* _PROBLEM TO SOLVE_
Every record should be copied exactly, and the images omitted.

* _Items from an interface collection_
####################
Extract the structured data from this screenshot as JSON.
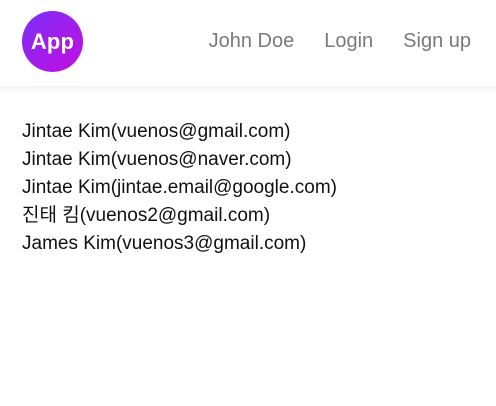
{
  "header": {
    "logo_text": "App",
    "nav": {
      "user_name": "John Doe",
      "login_label": "Login",
      "signup_label": "Sign up"
    }
  },
  "colors": {
    "logo_gradient_start": "#7b2ff7",
    "logo_gradient_end": "#c40ee0",
    "nav_text": "#7a7a7a",
    "body_text": "#111111"
  },
  "users": [
    {
      "label": "Jintae Kim(vuenos@gmail.com)"
    },
    {
      "label": "Jintae Kim(vuenos@naver.com)"
    },
    {
      "label": "Jintae Kim(jintae.email@google.com)"
    },
    {
      "label": "진태 킴(vuenos2@gmail.com)"
    },
    {
      "label": "James Kim(vuenos3@gmail.com)"
    }
  ]
}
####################
* _SOLUTION_
Extract the structured data from this screenshot as JSON.
{
  "header": {
    "logo_text": "App",
    "nav": {
      "user_name": "John Doe",
      "login_label": "Login",
      "signup_label": "Sign up"
    }
  },
  "colors": {
    "logo_gradient_start": "#7b2ff7",
    "logo_gradient_end": "#c40ee0",
    "nav_text": "#7a7a7a",
    "body_text": "#111111"
  },
  "users": [
    {
      "label": "Jintae Kim(vuenos@gmail.com)"
    },
    {
      "label": "Jintae Kim(vuenos@naver.com)"
    },
    {
      "label": "Jintae Kim(jintae.email@google.com)"
    },
    {
      "label": "진태 킴(vuenos2@gmail.com)"
    },
    {
      "label": "James Kim(vuenos3@gmail.com)"
    }
  ]
}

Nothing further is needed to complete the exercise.